As most fans know, Spirit's meld of jazz, blues, psychedelia, and pop proved highly influential, but was never quite sustainable commercially. Despite smoking and commercially viable singles such as "Fresh Garbage," "I Got a Line on You," "Uncle Jack," and "Nature's Way," the band's wildly eclectic sound never really connected with the masses. Listening to the band's Ode debut is a case in point. The strange mix of genres, while seamless, was unsettling and more often than not, regarded as dark, mysterious, and brooding -- check "Mechanical World," "Fresh Garbage," and "Taurus." This was enhanced by their appearance in the fragmented cover photo with 17-year-old guitarist Randy California (who'd played with Jimi Hendrix at 16), his stepfather, jazz drummer Ed Cassidy (Roland Kirk, Art Pepper, New Jazz Trio) -- whose waxy-looking bald pate looked downright strange, even in 1967 -- keyboardist John Locke (New Jazz Trio), vocalist Jay Ferguson, and bassist Mark Andes. The released stereo version of the debut album with 1968's The Family That Plays Together -- that netted the hit "I Got a Line on You" -- reveals a tale of two bands: The former seeking to express all the core elements in their sound, and the latter from an outfit that has found a way to make them gel.
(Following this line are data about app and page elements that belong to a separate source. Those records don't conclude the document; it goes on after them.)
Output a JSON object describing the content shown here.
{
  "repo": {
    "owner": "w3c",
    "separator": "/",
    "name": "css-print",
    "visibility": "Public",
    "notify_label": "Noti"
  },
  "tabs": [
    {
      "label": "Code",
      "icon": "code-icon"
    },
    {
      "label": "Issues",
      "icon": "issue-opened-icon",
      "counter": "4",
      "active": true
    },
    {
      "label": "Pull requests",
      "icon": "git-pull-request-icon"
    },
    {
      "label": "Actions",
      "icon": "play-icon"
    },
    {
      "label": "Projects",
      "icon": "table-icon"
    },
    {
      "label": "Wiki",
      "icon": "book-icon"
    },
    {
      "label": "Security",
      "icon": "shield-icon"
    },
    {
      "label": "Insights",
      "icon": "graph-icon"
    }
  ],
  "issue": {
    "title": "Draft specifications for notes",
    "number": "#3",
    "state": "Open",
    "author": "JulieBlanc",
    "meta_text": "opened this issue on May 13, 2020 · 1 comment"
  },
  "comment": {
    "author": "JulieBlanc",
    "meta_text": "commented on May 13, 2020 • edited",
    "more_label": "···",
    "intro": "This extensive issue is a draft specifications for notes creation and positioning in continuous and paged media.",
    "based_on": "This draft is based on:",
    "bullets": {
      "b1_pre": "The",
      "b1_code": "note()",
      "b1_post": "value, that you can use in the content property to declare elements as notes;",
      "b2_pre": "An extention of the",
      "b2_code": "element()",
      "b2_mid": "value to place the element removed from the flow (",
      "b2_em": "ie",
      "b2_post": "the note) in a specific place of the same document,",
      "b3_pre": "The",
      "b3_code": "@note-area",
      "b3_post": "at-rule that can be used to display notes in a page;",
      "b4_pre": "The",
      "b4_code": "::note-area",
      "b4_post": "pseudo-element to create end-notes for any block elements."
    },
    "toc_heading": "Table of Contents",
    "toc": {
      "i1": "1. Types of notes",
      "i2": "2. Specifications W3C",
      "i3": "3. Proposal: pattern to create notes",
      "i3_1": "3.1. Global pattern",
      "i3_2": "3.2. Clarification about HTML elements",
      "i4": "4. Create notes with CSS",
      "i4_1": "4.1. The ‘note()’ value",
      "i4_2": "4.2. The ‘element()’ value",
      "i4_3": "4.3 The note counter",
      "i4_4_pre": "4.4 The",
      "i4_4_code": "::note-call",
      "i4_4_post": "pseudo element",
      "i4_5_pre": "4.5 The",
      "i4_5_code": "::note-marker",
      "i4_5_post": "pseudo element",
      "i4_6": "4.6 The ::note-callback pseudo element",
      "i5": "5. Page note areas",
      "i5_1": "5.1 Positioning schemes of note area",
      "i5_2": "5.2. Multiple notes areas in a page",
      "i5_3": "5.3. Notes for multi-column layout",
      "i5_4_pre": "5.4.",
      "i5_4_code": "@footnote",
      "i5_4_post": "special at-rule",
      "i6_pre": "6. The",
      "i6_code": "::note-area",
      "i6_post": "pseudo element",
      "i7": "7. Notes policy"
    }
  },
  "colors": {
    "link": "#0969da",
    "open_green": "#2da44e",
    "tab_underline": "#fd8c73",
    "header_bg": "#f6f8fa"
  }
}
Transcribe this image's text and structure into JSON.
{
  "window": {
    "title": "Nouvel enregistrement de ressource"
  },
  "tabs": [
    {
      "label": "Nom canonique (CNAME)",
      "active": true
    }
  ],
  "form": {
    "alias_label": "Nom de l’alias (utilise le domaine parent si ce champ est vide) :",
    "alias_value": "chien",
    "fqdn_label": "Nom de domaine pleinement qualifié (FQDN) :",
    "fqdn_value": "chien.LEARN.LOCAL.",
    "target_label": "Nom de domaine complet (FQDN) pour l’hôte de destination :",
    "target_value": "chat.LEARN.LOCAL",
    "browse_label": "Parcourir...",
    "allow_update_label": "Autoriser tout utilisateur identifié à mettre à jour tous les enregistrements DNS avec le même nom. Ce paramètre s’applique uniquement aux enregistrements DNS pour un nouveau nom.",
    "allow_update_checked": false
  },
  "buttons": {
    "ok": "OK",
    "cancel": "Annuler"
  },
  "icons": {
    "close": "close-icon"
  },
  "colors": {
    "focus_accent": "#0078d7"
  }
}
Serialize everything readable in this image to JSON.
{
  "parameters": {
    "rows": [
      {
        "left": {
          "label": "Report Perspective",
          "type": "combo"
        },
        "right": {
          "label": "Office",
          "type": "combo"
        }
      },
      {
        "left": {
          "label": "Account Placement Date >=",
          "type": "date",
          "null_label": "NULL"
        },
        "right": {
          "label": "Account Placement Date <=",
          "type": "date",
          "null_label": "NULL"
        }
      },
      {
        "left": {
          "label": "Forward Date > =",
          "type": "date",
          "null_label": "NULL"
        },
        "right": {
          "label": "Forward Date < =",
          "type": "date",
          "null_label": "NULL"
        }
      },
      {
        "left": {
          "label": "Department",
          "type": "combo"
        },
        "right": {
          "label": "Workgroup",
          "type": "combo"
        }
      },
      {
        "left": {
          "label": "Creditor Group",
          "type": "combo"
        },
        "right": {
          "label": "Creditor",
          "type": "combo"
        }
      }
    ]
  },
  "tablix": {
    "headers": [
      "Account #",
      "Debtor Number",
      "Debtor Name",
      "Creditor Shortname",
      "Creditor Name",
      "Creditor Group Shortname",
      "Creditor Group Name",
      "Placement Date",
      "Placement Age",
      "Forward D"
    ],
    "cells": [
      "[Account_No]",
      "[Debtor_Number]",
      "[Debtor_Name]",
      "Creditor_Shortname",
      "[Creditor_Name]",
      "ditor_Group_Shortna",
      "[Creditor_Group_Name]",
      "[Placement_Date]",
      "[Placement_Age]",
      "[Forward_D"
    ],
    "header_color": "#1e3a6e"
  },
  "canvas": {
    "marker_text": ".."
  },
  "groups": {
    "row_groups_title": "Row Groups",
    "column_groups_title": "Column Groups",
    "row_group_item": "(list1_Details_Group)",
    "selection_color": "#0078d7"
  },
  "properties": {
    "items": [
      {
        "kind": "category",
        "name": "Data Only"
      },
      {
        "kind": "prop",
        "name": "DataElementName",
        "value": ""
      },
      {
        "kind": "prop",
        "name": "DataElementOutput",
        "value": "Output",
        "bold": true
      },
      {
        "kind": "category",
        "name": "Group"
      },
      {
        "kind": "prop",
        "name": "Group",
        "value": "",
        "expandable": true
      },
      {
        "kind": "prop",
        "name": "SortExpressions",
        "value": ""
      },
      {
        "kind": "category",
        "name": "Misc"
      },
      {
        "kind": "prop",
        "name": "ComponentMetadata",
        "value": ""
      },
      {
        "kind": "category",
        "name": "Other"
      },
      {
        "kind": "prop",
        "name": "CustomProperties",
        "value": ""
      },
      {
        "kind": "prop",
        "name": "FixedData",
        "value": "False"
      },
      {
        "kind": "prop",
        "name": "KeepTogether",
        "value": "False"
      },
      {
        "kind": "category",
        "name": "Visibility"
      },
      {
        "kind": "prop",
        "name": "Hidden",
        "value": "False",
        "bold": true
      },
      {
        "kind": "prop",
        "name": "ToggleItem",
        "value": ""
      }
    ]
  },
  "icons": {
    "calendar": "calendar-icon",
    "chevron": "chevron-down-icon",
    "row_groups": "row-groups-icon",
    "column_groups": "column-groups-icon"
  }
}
Disc two opens with the Model Shop soundtrack cut in 1968, followed by the slightly schizophrenic but nonetheless rewarding Clear, which was, in retrospect, deeply influenced by the experience of the film score yet contains some of the band's finest accessible tracks in "Dark-Eyed Woman" "Give a Life, Take a Life, and "New Dope in Town." Disc three contains not only their most commercially successful album in The Twelve Dreams of Dr. Sardonicus, but all of its attendant sessions. Disc four offers the mono mixes of Spirit as well as four bonus cuts from those sessions and Time Circle mixes. The final platter contains eight more Time Circle mixes, assorted outtakes from The Family That Plays Together and Clear, both sides of the "1984" and "Animal Zoo" singles, and other assorted mixes. It's all held together in a handsome clamshell package with a booklet chock-full of photos, liner notes by Malcolm Dome, and archival interviews with California and Cassidy. Though Spirit continued recording and touring in one way or another until California's death in 1997, It Shall Be: The Ode & Epic Recordings is a definitive aural portrait from a band whose influence continues unabated into the 21st century.